"There is a serious humanitarian crisis in North Korea. Many people suffer from malnutrition," he said, calling for dialogue and peaceful exchanges with South Korea.
"(South) Korea has just elected a new president. That would be good timing for the leadership of the two parties to the conflict to discuss seriously how to encourage national reconciliation and to reduce tensions on the Korean peninsula, also in view of a possible reunification of the country."
North Korea formally rejected a U.N. Security Council resolution on Saturday demanding an end to its nuclear arms program and China called for calm, saying sanctions were not the "fundamental" way to resolve tensions.
Pyongyang said it would pursue its goal of becoming a full-fledged nuclear weapons state, despite the sanctions which were unanimously imposed on Friday by the Security Council.
Turning to a separate dispute, Ban said he had urged Iran to address international concerns that its nuclear program could have a military dimension, something Tehran denies.
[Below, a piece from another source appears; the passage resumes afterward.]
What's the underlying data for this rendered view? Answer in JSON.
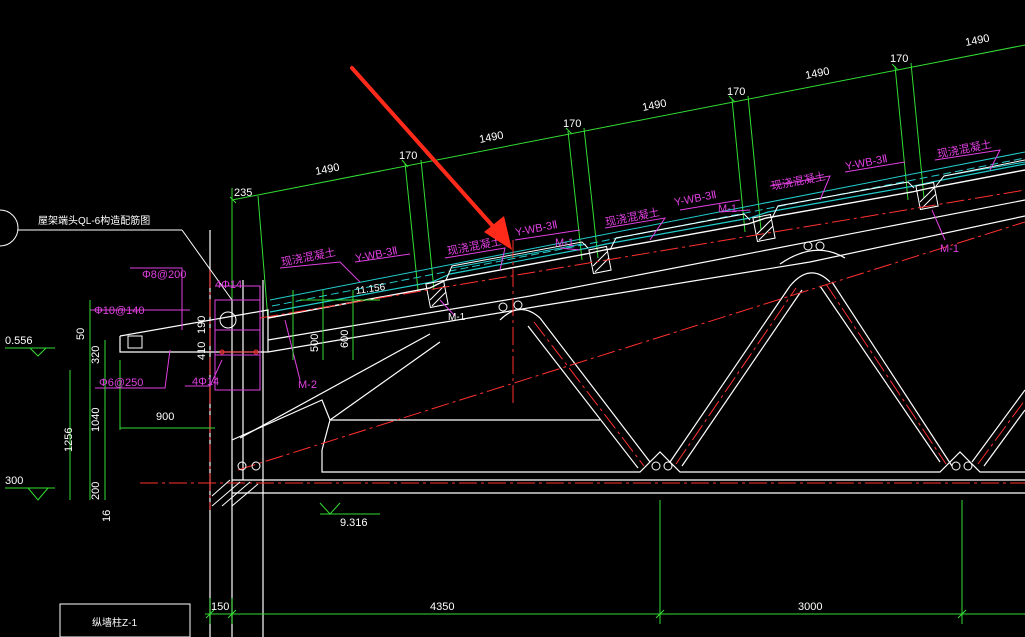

Ban said he found it positive that talks between Iran and world powers in Kazakhstan last week had produced an agreement to meet again, first at an expert level.
"But I have made it clear to the leadership in Iran that the Iranian government must do everything possible to convince the international community and to establish confidence about the nuclear program," he said.
"There are still concerns about whether the nuclear program is really only for peaceful purposes. I told Foreign Minister (Ali Akbar) Salehi that it is the responsibility of Iran to restore trust about it."
The two met in Vienna last week at a U.N. conference.